The clarification came after a report suggesting that the government was going to ditch the ban altogether.

According to the BBC, a senior government source has now clarified that the ban will be included in the Queen's Speech next week. 

The Ozanne Foundation, founded by Anglican LGBT campaigner and conversion therapy ban supporter, Jayne Ozanne, said on Twitter, "It's ridiculous that 10 Downing Street isn't protecting trans people from the horrors of conversion therapy given that they are twice as likely to be offered it and put through it."

Nikki da Costa, a former director of Legislative Affairs at No 10, took a different view in comments to BBC Radio 4's Today programme on Friday. 

"Doctors, therapists and parents would be deterred from exploring with a child any feelings of what else may be going on for fear of being told they're trying to change a child's identity," she said. 

The Christian Institute's Simon Calvert said the U-turn was disappointing. 

"The leaked government document confirms that there isn't any evidence basis for a ban," he said.

"They haven't identified any gap in the law that needs to be filled. Abuse is already illegal. So what will a 'conversion therapy' ban cover? If you are going to criminalise something you need to be able to say what it is.

"We know what Jayne Ozanne would like to ban. She took the trouble to explicitly state that she wants 'gentle, non-coercive prayer' to be covered.

"The Government knows you can't do this. At least, not without breaching the European Convention on Human Rights.

"That's why it's so disappointing that, having come to a sensible, considered conclusion to drop the ban, they've now caved in to people who see this law as a way of punishing evangelicals for their beliefs about sexuality."

Responding to the U-turn, Dr Mike Davidson, Chairman of the International Federation for Therapeutic and Counselling Choice, said the problem remained that the debate has been one-sided.

He said that the government should "speak directly" to groups that are opposed to the ban "with the intention of understanding our opposition, and listening to how therapeutic choice in this area might be regulated and understood as a different viewpoint". 

Dr Davidson said the lack of consideration for alternative viewpoints had been "damaging to scientific understanding of this area". 

"At the moment, the UK suffers from only one viewpoint being favoured and promoted by mental health professional bodies," he said.

"Beginning with David Cameron, and certainly under Teresa May and continued by Boris Johnson, dissenting viewpoints have been rejected as unscientific without debate.

"The fact is, the scientific community is split. So when only one ideological viewpoint is promoted, and opposing ideological viewpoints are disallowed, there can be no checks and balances."

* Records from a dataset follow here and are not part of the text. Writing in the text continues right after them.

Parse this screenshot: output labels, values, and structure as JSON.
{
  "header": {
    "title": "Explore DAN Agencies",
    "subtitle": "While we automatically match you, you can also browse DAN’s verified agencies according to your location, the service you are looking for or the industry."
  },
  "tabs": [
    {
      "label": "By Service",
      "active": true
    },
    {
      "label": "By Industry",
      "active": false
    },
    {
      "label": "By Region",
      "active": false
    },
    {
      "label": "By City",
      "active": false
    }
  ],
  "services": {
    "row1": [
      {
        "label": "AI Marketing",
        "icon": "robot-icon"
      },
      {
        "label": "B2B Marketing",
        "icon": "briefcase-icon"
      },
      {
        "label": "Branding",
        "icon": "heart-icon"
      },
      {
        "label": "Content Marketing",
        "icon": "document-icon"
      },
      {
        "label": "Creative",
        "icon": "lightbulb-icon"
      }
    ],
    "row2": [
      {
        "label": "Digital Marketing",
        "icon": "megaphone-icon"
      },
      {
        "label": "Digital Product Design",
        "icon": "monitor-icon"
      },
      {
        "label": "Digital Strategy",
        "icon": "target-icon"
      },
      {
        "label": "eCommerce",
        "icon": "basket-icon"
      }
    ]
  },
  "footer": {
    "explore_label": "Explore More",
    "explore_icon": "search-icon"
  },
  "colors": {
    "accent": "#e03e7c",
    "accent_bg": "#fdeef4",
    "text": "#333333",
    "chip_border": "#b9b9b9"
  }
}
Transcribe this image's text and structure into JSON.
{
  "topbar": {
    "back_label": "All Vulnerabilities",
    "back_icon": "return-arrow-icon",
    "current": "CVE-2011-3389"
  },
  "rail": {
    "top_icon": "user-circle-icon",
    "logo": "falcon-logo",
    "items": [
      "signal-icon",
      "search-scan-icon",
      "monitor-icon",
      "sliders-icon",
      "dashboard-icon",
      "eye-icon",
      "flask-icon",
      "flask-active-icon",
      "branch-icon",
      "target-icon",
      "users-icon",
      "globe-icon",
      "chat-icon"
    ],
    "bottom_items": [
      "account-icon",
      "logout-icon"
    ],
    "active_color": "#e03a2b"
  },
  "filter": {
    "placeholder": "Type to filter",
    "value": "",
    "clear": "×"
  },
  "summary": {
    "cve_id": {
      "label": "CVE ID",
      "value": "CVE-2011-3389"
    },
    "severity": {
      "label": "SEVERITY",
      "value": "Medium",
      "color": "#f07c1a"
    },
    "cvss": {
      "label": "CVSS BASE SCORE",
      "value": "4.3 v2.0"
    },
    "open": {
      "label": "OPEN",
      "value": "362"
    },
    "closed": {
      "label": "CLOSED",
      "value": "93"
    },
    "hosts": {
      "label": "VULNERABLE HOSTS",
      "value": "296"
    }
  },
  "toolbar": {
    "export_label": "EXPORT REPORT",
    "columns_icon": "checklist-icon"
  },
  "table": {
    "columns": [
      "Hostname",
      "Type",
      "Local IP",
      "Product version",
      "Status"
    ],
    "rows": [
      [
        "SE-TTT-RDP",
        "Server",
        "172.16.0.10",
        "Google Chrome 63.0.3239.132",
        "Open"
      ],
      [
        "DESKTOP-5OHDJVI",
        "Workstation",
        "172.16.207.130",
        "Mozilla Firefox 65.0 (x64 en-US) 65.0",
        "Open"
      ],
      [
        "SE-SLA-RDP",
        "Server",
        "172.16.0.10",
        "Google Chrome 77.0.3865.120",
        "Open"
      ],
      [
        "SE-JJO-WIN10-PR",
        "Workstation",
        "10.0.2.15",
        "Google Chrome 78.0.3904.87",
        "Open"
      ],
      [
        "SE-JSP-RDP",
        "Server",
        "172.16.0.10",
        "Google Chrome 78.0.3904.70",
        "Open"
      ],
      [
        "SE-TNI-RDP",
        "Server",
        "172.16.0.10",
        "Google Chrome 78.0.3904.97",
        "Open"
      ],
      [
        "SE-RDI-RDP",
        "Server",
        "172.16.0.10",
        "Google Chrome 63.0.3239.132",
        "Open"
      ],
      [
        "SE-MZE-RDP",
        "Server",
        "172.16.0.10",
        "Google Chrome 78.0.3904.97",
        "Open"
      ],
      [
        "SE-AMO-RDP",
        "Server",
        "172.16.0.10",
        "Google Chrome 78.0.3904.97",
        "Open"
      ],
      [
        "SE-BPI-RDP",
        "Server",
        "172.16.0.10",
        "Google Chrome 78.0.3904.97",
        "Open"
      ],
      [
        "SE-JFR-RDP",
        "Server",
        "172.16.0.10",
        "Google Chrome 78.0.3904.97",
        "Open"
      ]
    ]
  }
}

He continued, "I hope the government will begin to see how the politicisation of sexuality is set to tear the country apart and that its ban will do far more damage than the good it claims to be aiming to achieve."

He added, "We call on professionals, both clinical and pastoral to stand against the government's plans to ban therapeutic choice."